To the Editor:—
We read with great interest the review article of Dr. Kozek-Langenecker on the effects of hydroxyethyl starch (HES) solutions on hemostasis.1We agree with Dr. Kozek-Langenecker’s conclusion that rapidly degradable HES is favored for relatively beneficial low risk for hemostatic derangements, postoperative blood loss, and reoperation rates. We would like to add some considerations to the article’s recommendations.
First, Dr. Kozek-Langenecker’s practical recommendation that rapidly degradable HES is a suitable volume expander in the routine perioperative setting because of the adequate volume efficacy and the low risk of hemostatic derangement1may not be useful in the United States because rapidly degradable HES is not commercially available in the United States.
Second, at our level 1 trauma center, we still experience adverse reactions such as exacerbation of coagulopathy among injured patients despite the very restrictive use of slowly degradable HES. Therefore, the article’s recommendation to simply restrict usage of slowly degradable HES types whenever hemostatic competence is critical1may not be advisable.

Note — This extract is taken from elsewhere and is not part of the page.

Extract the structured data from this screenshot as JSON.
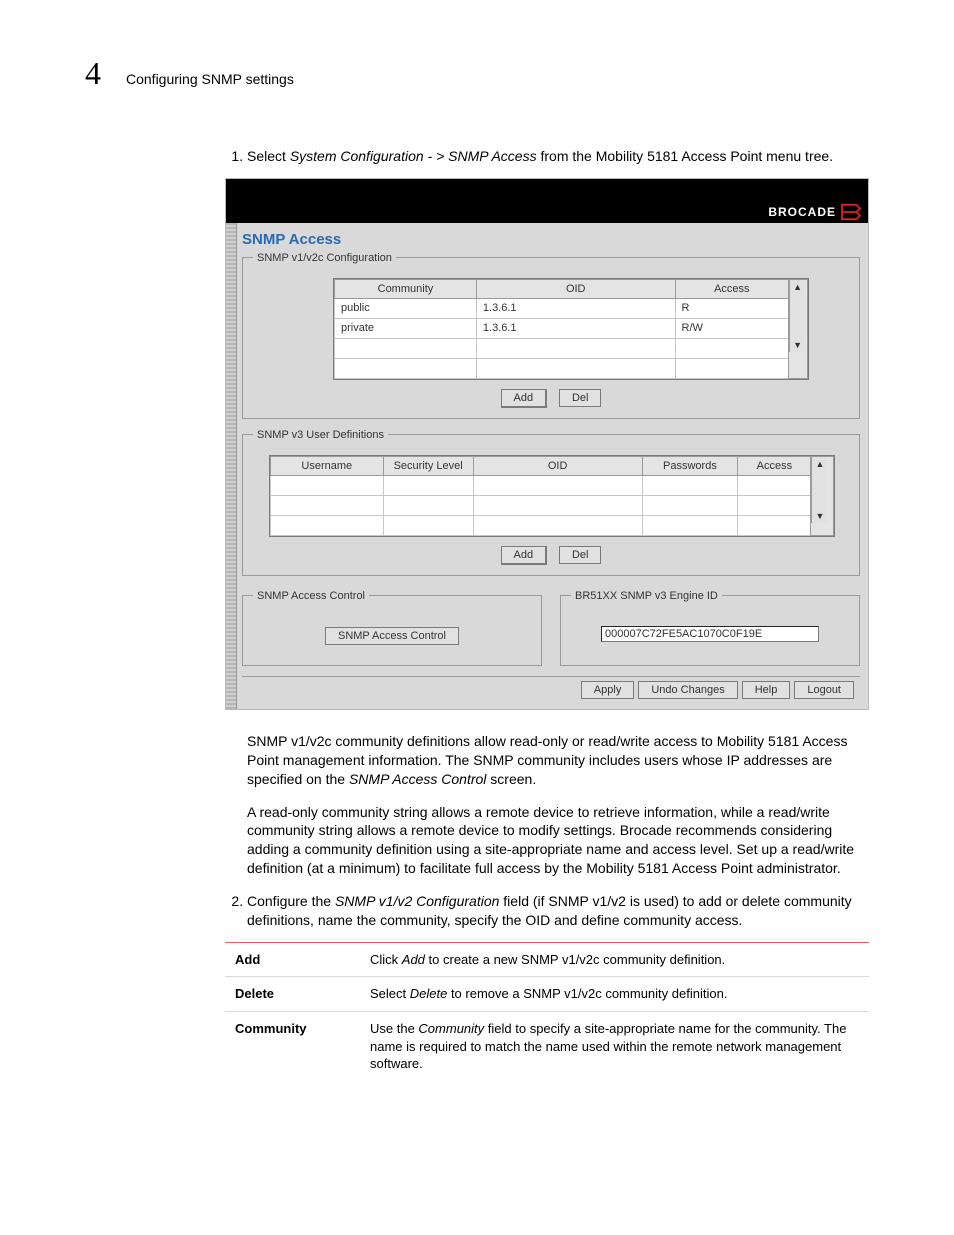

Finally, the article admits that “in Europe, a large variety of HES products are commercially available but are dominated by rapidly degradable HES preparations, whereas slowly degradable HES preparations are mainly available in the United States.”1Notwithstanding the fact that Food and Drug Administration regulations and commercial marketability of HES are beyond the scope of the article, the editor would have significantly contributed to the article’s value if an editorial review has been devoted to the reasons why the availability and distribution of HES significantly differ between Europe and the United States. More importantly, now that the author has shown that rapidly degradable HES is better suited for trauma centers, the more important question becomes, What does it take to make rapidly degradable HES widely available in the United States? In addition, the publication of this article is worthy of both praise and criticism: praise for its in-depth explanation of HES’s effects on hemostasis, especially for indicating and contraindicating the use of both rapidly degradable and slowly degradable HES; and criticism for leaving the reader frustratingly in search of a rapidly degradable HES counterpart in the United States.
*University of California, San Francisco, California. firstname.lastname@example.org